According to a Populus survey by KPMG carried out in December 2011, rising tuition fees and an uncertain jobs market are making higher education a means to getting a good career.

With tuition fees at English universities of up to £9,000 a year coming in this year, the perceived expense involved is driving changes in both student and parental attitudes which could have far-reaching implications for universities, employers and beyond, the survey says.

This is despite loan repayment arrangements in place and maintenance grants for those from low incomes.

The survey of 1,000 people (500 parents and 500 university students or school leavers), revealed that university is now viewed first and foremost as a means to a job: 68 per cent of all respondents said that the most important thing about going to university is to get a qualification that leads to a well-paid job, dwarfing the second most popular response of getting a rounded education (12 per cent). Only five percent of respondents said university was about ‘finding yourself’ and only two percent said it was about ‘having fun’.

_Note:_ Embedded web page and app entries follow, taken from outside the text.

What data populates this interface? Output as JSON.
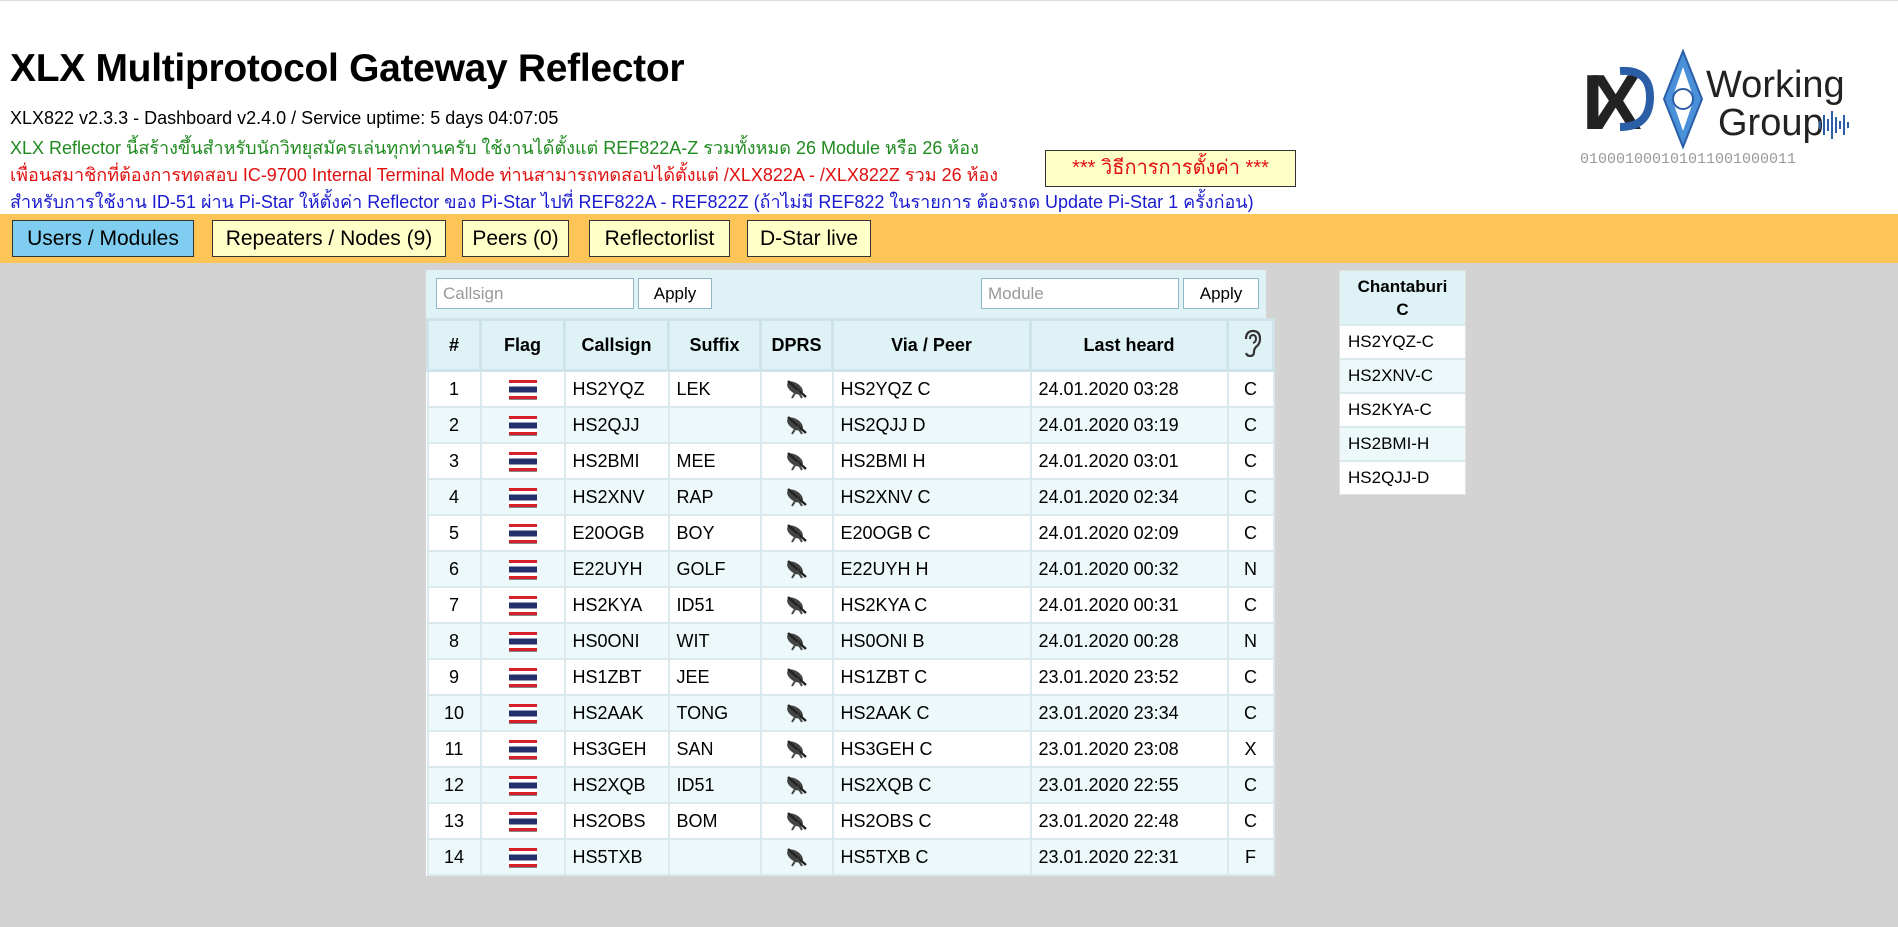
{
  "header": {
    "title": "XLX Multiprotocol Gateway Reflector",
    "version_line": "XLX822 v2.3.3 - Dashboard v2.4.0   /  Service uptime: 5 days 04:07:05",
    "info_green": "XLX Reflector นี้สร้างขึ้นสำหรับนักวิทยุสมัครเล่นทุกท่านครับ ใช้งานได้ตั้งแต่ REF822A-Z รวมทั้งหมด 26 Module หรือ 26 ห้อง",
    "info_red": "เพื่อนสมาชิกที่ต้องการทดสอบ IC-9700 Internal Terminal Mode ท่านสามารถทดสอบได้ตั้งแต่ /XLX822A - /XLX822Z รวม 26 ห้อง",
    "info_blue": "สำหรับการใช้งาน ID-51 ผ่าน Pi-Star ให้ตั้งค่า Reflector ของ Pi-Star ไปที่ REF822A - REF822Z (ถ้าไม่มี REF822 ในรายการ ต้องรถด Update Pi-Star 1 ครั้งก่อน)",
    "howto_label": "*** วิธีการการตั้งค่า ***",
    "logo": {
      "line1": "Working",
      "line2": "Group",
      "binary": "010001000101011001000011"
    }
  },
  "nav": {
    "tabs": [
      {
        "label": "Users / Modules",
        "active": true
      },
      {
        "label": "Repeaters / Nodes (9)",
        "active": false
      },
      {
        "label": "Peers (0)",
        "active": false
      },
      {
        "label": "Reflectorlist",
        "active": false
      },
      {
        "label": "D-Star live",
        "active": false
      }
    ]
  },
  "filters": {
    "callsign_placeholder": "Callsign",
    "module_placeholder": "Module",
    "apply_label": "Apply"
  },
  "table": {
    "columns": [
      "#",
      "Flag",
      "Callsign",
      "Suffix",
      "DPRS",
      "Via / Peer",
      "Last heard",
      "ear-icon"
    ],
    "rows": [
      {
        "n": "1",
        "callsign": "HS2YQZ",
        "suffix": "LEK",
        "via": "HS2YQZ C",
        "last": "24.01.2020 03:28",
        "module": "C"
      },
      {
        "n": "2",
        "callsign": "HS2QJJ",
        "suffix": "",
        "via": "HS2QJJ D",
        "last": "24.01.2020 03:19",
        "module": "C"
      },
      {
        "n": "3",
        "callsign": "HS2BMI",
        "suffix": "MEE",
        "via": "HS2BMI H",
        "last": "24.01.2020 03:01",
        "module": "C"
      },
      {
        "n": "4",
        "callsign": "HS2XNV",
        "suffix": "RAP",
        "via": "HS2XNV C",
        "last": "24.01.2020 02:34",
        "module": "C"
      },
      {
        "n": "5",
        "callsign": "E20OGB",
        "suffix": "BOY",
        "via": "E20OGB C",
        "last": "24.01.2020 02:09",
        "module": "C"
      },
      {
        "n": "6",
        "callsign": "E22UYH",
        "suffix": "GOLF",
        "via": "E22UYH H",
        "last": "24.01.2020 00:32",
        "module": "N"
      },
      {
        "n": "7",
        "callsign": "HS2KYA",
        "suffix": "ID51",
        "via": "HS2KYA C",
        "last": "24.01.2020 00:31",
        "module": "C"
      },
      {
        "n": "8",
        "callsign": "HS0ONI",
        "suffix": "WIT",
        "via": "HS0ONI B",
        "last": "24.01.2020 00:28",
        "module": "N"
      },
      {
        "n": "9",
        "callsign": "HS1ZBT",
        "suffix": "JEE",
        "via": "HS1ZBT C",
        "last": "23.01.2020 23:52",
        "module": "C"
      },
      {
        "n": "10",
        "callsign": "HS2AAK",
        "suffix": "TONG",
        "via": "HS2AAK C",
        "last": "23.01.2020 23:34",
        "module": "C"
      },
      {
        "n": "11",
        "callsign": "HS3GEH",
        "suffix": "SAN",
        "via": "HS3GEH C",
        "last": "23.01.2020 23:08",
        "module": "X"
      },
      {
        "n": "12",
        "callsign": "HS2XQB",
        "suffix": "ID51",
        "via": "HS2XQB C",
        "last": "23.01.2020 22:55",
        "module": "C"
      },
      {
        "n": "13",
        "callsign": "HS2OBS",
        "suffix": "BOM",
        "via": "HS2OBS C",
        "last": "23.01.2020 22:48",
        "module": "C"
      },
      {
        "n": "14",
        "callsign": "HS5TXB",
        "suffix": "",
        "via": "HS5TXB C",
        "last": "23.01.2020 22:31",
        "module": "F"
      }
    ]
  },
  "module_panel": {
    "title_line1": "Chantaburi",
    "title_line2": "C",
    "items": [
      "HS2YQZ-C",
      "HS2XNV-C",
      "HS2KYA-C",
      "HS2BMI-H",
      "HS2QJJ-D"
    ]
  },
  "colors": {
    "navbar": "#fdc557",
    "tab_active": "#7fcdf0",
    "tab_inactive": "#ffffc8",
    "text_green": "#1f8a1f",
    "text_red": "#e01010",
    "text_blue": "#1a1ad0",
    "logo_blue": "#2a5fa8"
  }
}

Three quarters of parents say increasing fees would be a barrier for their child to go to university. Two thirds of current students said the increase would have been a barrier to them attending, while 69 percent of school leavers planning to go to university feel that the fees could be a barrier.

Despite this, a strong majority still believe that going to university is as important as ever – 71 percent overall, and 78 percent of current school leavers.

Oliver Tant, head of audit at financial services firm KPMG, said: “It’s clear that university is shifting from being the last step in an individual’s education to being the first decisive step in building a career. Whilst we can debate the pros and cons of this, the fact is that young people cannot afford to let the grass grow under their feet in today’s highly competitive environment.”

Student and parent expectations of what universities should provide are rising. Seventy-eight percent of respondents believe that universities need to do more careers services, and 69 percent said they need to provide more timetabled careers advice.

Respondents are also looking to employers to do more. Eighty-nine percent of respondents want to see companies offering more work experience, internships and apprenticeships, while eighty-two percent believe they should offer more sponsored degrees. Three quarters of respondents believe that companies need to put more school outreach and contact programmes in place.

Another effect of the rising costs is to encourage more people to look at other alternatives to going to university. Some 40 percent of parents say they encouraged or are encouraging their children to look at alternatives.

Parents are also doing the most to investigate other possibilities. Two thirds of parents said they are aware of other options such as sponsored degrees, work experience schemes and placements and have explored them at least briefly.

One in five parents (19 percent) admitted that “part of me hopes my child won’t get in or hadn’t got in to university because of the costs I could face.”

Oliver Tant added: “It is really important for young people and their parents to look at all the options available to them.

"Much has been done by government and businesses to open up access to work experience including internships and apprenticeships, and more sponsored degrees and other schemes have sprung into being.

"From KPMG’s perspective, and that of most large employers, we want to choose the best people from the widest possible pool of talent. That’s why it is also crucial for employers to do more to develop programmes that offer credible, quality alternatives to school leavers for whom traditional degree study is not the best match.”